Hasselblad 1000 F
image by Mike Novak (Image rights)
After Hasselblad introduced the original 1600 F in 1948, it became evident that the focal-plane shutter was the weak link in the design. With the 1000 F introduced in 1952, Hasselblad redesigned the shutter, with a top speed of 1/1000 sec. rather than the (perhaps over-ambitious) 1/1600 sec. of the original model. Where the standard lens of the 1600 F had been a Kodak Ektar, the 1000 F was also sold with a 80mm f/2.8 Tessar from Carl Zeiss, the beginning of a long association between the two firms. The original lens series also offered 135mm f/3.5 or 250mm f/5.6 Zeiss Sonnars.

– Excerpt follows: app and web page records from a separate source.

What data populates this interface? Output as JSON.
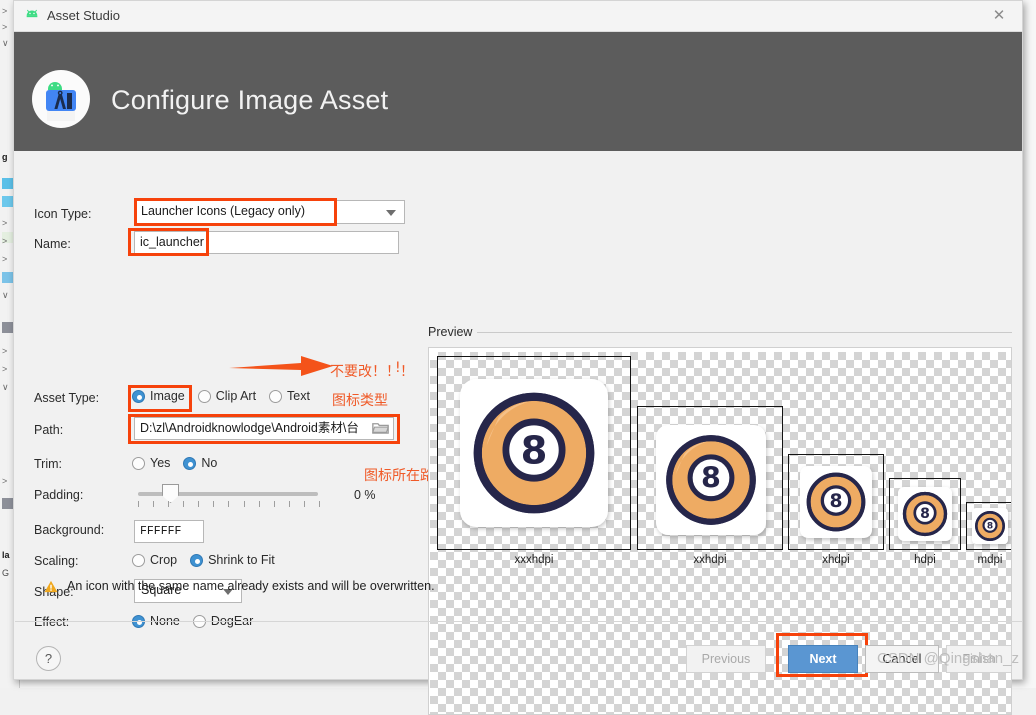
{
  "window": {
    "title": "Asset Studio",
    "titlebar_icon": "android-bug-icon",
    "close_label": "✕"
  },
  "header": {
    "title": "Configure Image Asset",
    "icon": "android-studio-icon",
    "background_color": "#5c5c5c"
  },
  "form": {
    "icon_type": {
      "label": "Icon Type:",
      "value": "Launcher Icons (Legacy only)",
      "highlighted": true
    },
    "name": {
      "label": "Name:",
      "value": "ic_launcher",
      "highlighted": true
    },
    "asset_type": {
      "label": "Asset Type:",
      "options": [
        "Image",
        "Clip Art",
        "Text"
      ],
      "selected": "Image",
      "highlighted": true
    },
    "path": {
      "label": "Path:",
      "value": "D:\\zl\\Androidknowlodge\\Android素材\\台",
      "browse_icon": "folder-icon",
      "highlighted": true
    },
    "trim": {
      "label": "Trim:",
      "options": [
        "Yes",
        "No"
      ],
      "selected": "No"
    },
    "padding": {
      "label": "Padding:",
      "value": "0 %",
      "slider_percent": 13
    },
    "background": {
      "label": "Background:",
      "value": "FFFFFF"
    },
    "scaling": {
      "label": "Scaling:",
      "options": [
        "Crop",
        "Shrink to Fit"
      ],
      "selected": "Shrink to Fit"
    },
    "shape": {
      "label": "Shape:",
      "value": "Square"
    },
    "effect": {
      "label": "Effect:",
      "options": [
        "None",
        "DogEar"
      ],
      "selected": "None"
    }
  },
  "annotations": {
    "highlight_color": "#f6420b",
    "note_color": "#f05a28",
    "name_note": "不要改！！！",
    "asset_type_note": "图标类型",
    "path_note": "图标所在路径",
    "arrow_icon": "right-arrow-annotation"
  },
  "preview": {
    "label": "Preview",
    "densities": [
      {
        "label": "xxxhdpi",
        "frame_size": 192
      },
      {
        "label": "xxhdpi",
        "frame_size": 144
      },
      {
        "label": "xhdpi",
        "frame_size": 96
      },
      {
        "label": "hdpi",
        "frame_size": 72
      },
      {
        "label": "mdpi",
        "frame_size": 48
      }
    ],
    "icon_description": "orange-eight-ball-icon",
    "icon_colors": {
      "ball_light": "#eeab63",
      "ball_mid": "#e59a4e",
      "ball_shadow": "#d98b3c",
      "outline": "#26264a",
      "number_circle": "#ffffff"
    }
  },
  "warning": {
    "icon": "warning-triangle-icon",
    "text": "An icon with the same name already exists and will be overwritten."
  },
  "footer": {
    "help_label": "?",
    "previous_label": "Previous",
    "previous_enabled": false,
    "next_label": "Next",
    "next_highlighted": true,
    "cancel_label": "Cancel",
    "finish_label": "Finish",
    "finish_enabled": false
  },
  "watermark": "CSDN @Qingshan_z",
  "ide_background": {
    "visible_chars": [
      "g",
      "la",
      "G"
    ]
  }
}
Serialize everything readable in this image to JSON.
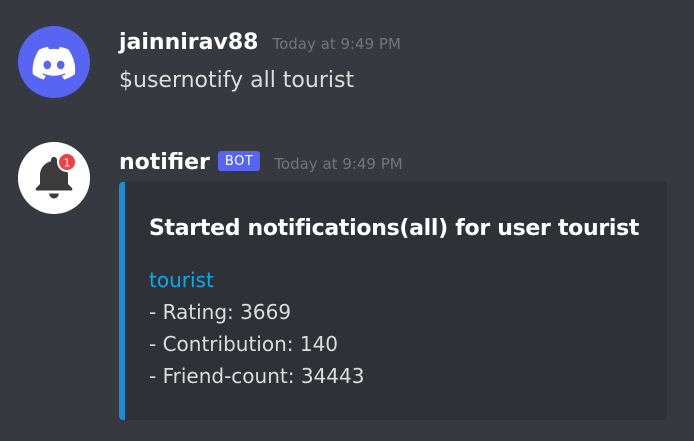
{
  "messages": [
    {
      "author": "jainnirav88",
      "timestamp": "Today at 9:49 PM",
      "avatar_icon": "discord-logo-icon",
      "avatar_color": "#5865f2",
      "content": "$usernotify all tourist"
    },
    {
      "author": "notifier",
      "bot_tag": "BOT",
      "timestamp": "Today at 9:49 PM",
      "avatar_icon": "notification-bell-icon",
      "avatar_badge": "1",
      "embed": {
        "accent_color": "#1f8ad6",
        "title": "Started notifications(all) for user tourist",
        "link_text": "tourist",
        "lines": [
          "- Rating: 3669",
          "- Contribution: 140",
          "- Friend-count: 34443"
        ]
      }
    }
  ],
  "colors": {
    "background": "#36393f",
    "embed_background": "#2f3136",
    "link": "#00aff4",
    "bot_tag": "#5865f2"
  }
}
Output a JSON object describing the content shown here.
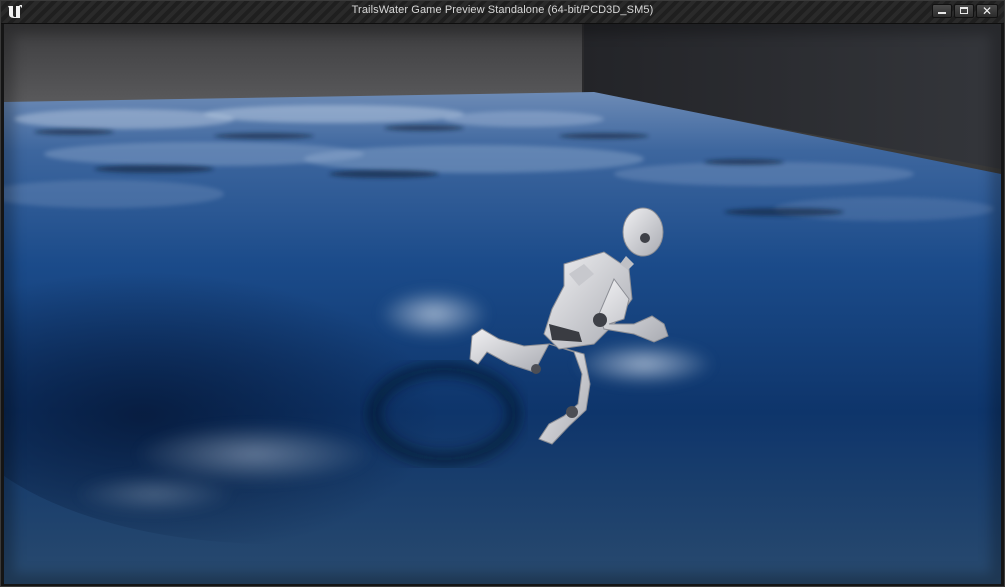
{
  "window": {
    "title": "TrailsWater Game Preview Standalone (64-bit/PCD3D_SM5)",
    "app_icon": "unreal-engine-logo",
    "controls": {
      "minimize_icon": "minimize-icon",
      "maximize_icon": "maximize-icon",
      "close_icon": "close-icon"
    }
  },
  "scene": {
    "description_icon": "game-viewport",
    "colors": {
      "back_wall": "#4a4a4c",
      "right_wall": "#2b2c30",
      "water_deep": "#0a2a55",
      "water_mid": "#1c4f8c",
      "water_highlight": "#9fb8d8",
      "mannequin": "#d9d9dc"
    }
  }
}
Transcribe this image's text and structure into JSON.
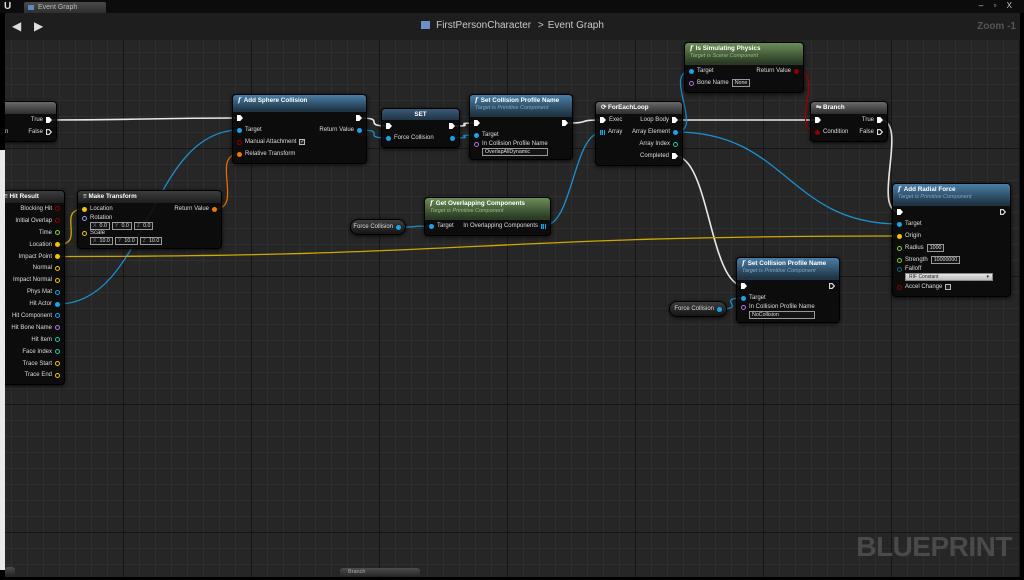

This model was succeeded by the Hasselblad 500 C introduced in 1957—launching the leaf-shutter models which made Hasselblad the workhorse of professional photographers for decades to come. Hasselblad returned to making focal-plane shutter cameras with the Hasselblad 2000FC in 1977.
image by _Spacedog_ (Image rights)